Being an NFL hopeful running back in college is a delicate balance. You're willing to take the hits and bashings to get every inch of yardage you can. It comes with the job.
And while you may be piling up yards, touchdowns, and All-American lists, NFL teams are looking at what is, in my opinion, maybe the most important stat when evaluating running backs: carry totals.
Running backs are being treated more and more like pitchers in baseball: on a pitch count. This is to protect their bodies early on. And for a running back like Montee Ball, who has already passed the 500 carry mark in his college career, that pitch count is already high enough for NFL teams...and getting higher.
As of now, Montee Ball has 568 carries in his career. That's a reasonable number for an NFL prospect, a reason I thought he'd declare a season ago. However, if he approaches the 307 carries he had last year, he'll have upwards of 800 total for his career. We saw Bernard Pierce of Temple fall last year due to his high carry numbers, and Ray Rice before him.
In fact, only four running backs in the past 10 years have finished their career with 760+ rushes that ended up being drafted. DeAngelo Williams of the Panthers, who's already on the down slope of his career and missed 20% of his career thus far to injuries, Kevin Smith of the Lions, who's been cut twice in his career and is in more of a reduced backup role, the aforementioned Pierce, and Ray Rice, who's been a model of stability but has the Ravens questioning how long he can last.
All four of those running backs, however, ended up being drafted in the first four rounds. There is hope for Montee Ball. While the value of running backs has dropped since DeAngelo Williams went round one, the value of a running back with Montee Ball's skill set has not.
As is customary with many running backs who play early and often in their college career, Ball has tremendous vision. Ball manages to maximize the delicate balance of being decisive and patient in his initial read of the hole. He read and reacts as well as any running back in college football. What makes Ball's vision so unique and spectacular is that he not only understands where his blockers are going and attacks the open holes, but he's able to decipher the 2nd and 3rd level of the defense and base his second cut off that before he even attacks fully the current gap.
Ball doesn't have elite speed, but in the NFL, that's not all that required with the NFL level vision he possesses. He gets to his top speed quickly, and consistently plays with his head up and ideal, low pad level. He's able to keep his base and lower half strong when he runs, being able to bounce through poor technique tackles, without losing his initial break into the middle of the field.

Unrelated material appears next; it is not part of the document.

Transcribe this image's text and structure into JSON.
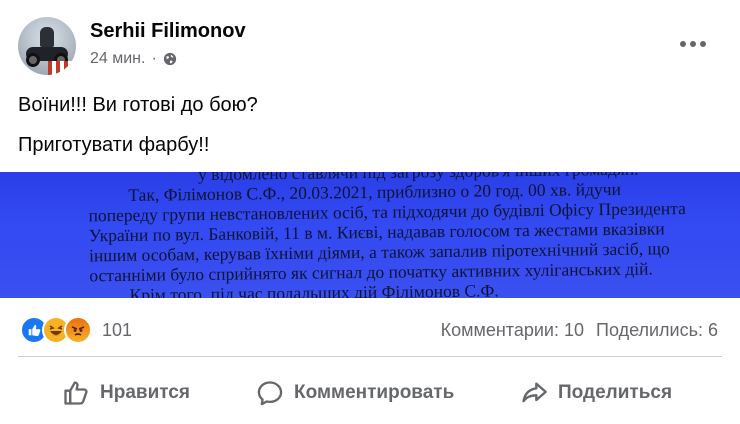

Ball's strength as a runner comes from pad level, explosion, and anticipation of the defenders hit, but his lack of ideal size and upper body strength could lead to injuries in the future.

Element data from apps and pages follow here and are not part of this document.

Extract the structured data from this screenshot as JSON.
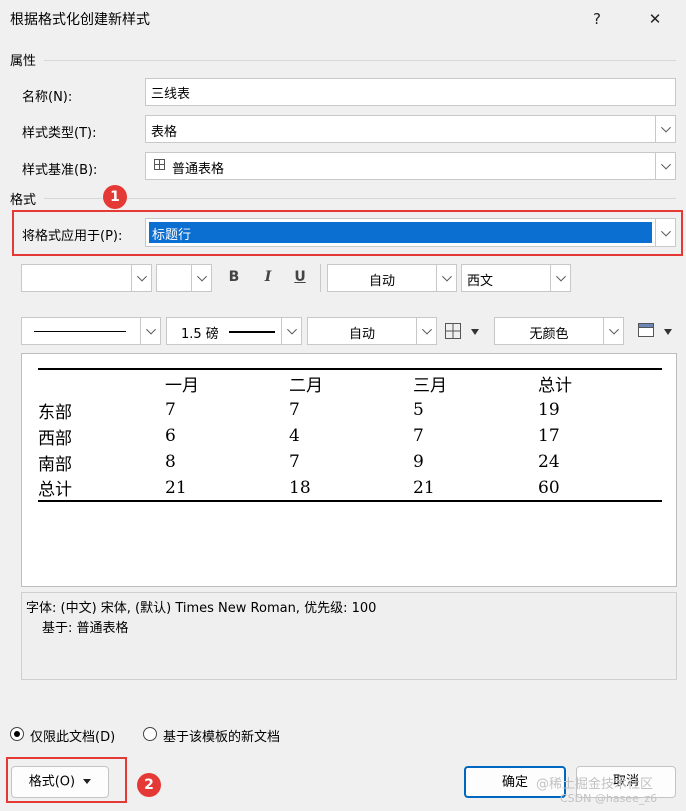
{
  "window": {
    "title": "根据格式化创建新样式",
    "help_label": "?",
    "close_label": "✕"
  },
  "properties": {
    "section_label": "属性",
    "name_label": "名称(N):",
    "name_value": "三线表",
    "type_label": "样式类型(T):",
    "type_value": "表格",
    "based_label": "样式基准(B):",
    "based_value": "普通表格"
  },
  "format": {
    "section_label": "格式",
    "apply_label": "将格式应用于(P):",
    "apply_value": "标题行",
    "font_name": "",
    "font_size": "",
    "bold_label": "B",
    "italic_label": "I",
    "underline_label": "U",
    "color_value": "自动",
    "script_value": "西文",
    "border_width": "1.5 磅",
    "border_color": "自动",
    "shading_value": "无颜色"
  },
  "annotations": {
    "badge1": "1",
    "badge2": "2"
  },
  "preview_table": {
    "headers": [
      "",
      "一月",
      "二月",
      "三月",
      "总计"
    ],
    "rows": [
      [
        "东部",
        "7",
        "7",
        "5",
        "19"
      ],
      [
        "西部",
        "6",
        "4",
        "7",
        "17"
      ],
      [
        "南部",
        "8",
        "7",
        "9",
        "24"
      ],
      [
        "总计",
        "21",
        "18",
        "21",
        "60"
      ]
    ]
  },
  "description": {
    "line1": "字体: (中文) 宋体, (默认) Times New Roman, 优先级: 100",
    "line2": "基于: 普通表格"
  },
  "scope": {
    "option1": "仅限此文档(D)",
    "option2": "基于该模板的新文档",
    "selected": "option1"
  },
  "buttons": {
    "format": "格式(O)",
    "ok": "确定",
    "cancel": "取消"
  },
  "watermark": {
    "line1": "@稀土掘金技术社区",
    "line2": "CSDN @hasee_z6"
  }
}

Along with elite vision, balance, and technique, Ball has also flashed the ability to catch passes out of the backfield. Six of his 40 touchdowns last year were as a receiver (and one as a passer) came as a receiver. While a majority of those were on quick flares or screen passes, Ball did show the ability to catch, redirect his body position, and utilize the same vision as a between the tackles runner on the outside of the formation. His routes downfield aren't polished quite yet, but that's a skill set that develops with time in the NFL. And finally, as a blocker Ball has flashed a willingness, but doesn't always play wide enough to hold his ground against power rushers. Not asked to do it a whole lot, that's another skill set that can develop quickly in the NFL with a willingness to be physical.
NFL teams surely will love Ball's NFL ready skill set. He will remind many NFL teams of Ray Rice, another carry-riddled, smaller built runner with elite vision, balance, and bowling ball running style. Ball's hope to be a first rounder may be a long shot, even though he has the talent and credentials to warrant the pick.
I'm sure the Ravens are happy with their second round grab of Ray Rice. The Jaguars are two with their second round selection of smaller built Maurice Jones-Drew. And if he can stay healthy, a second round team will find their feature back in the 2013 NFL Draft.
Eric Galko covers the NFL Draft and NFL whole as the Director of Scouting for OptimumScouting.com, and will be writing an NFL Draft profile for Crystal Ball Run every Friday.
Be sure to follow him on Twitter @OptimumScouting.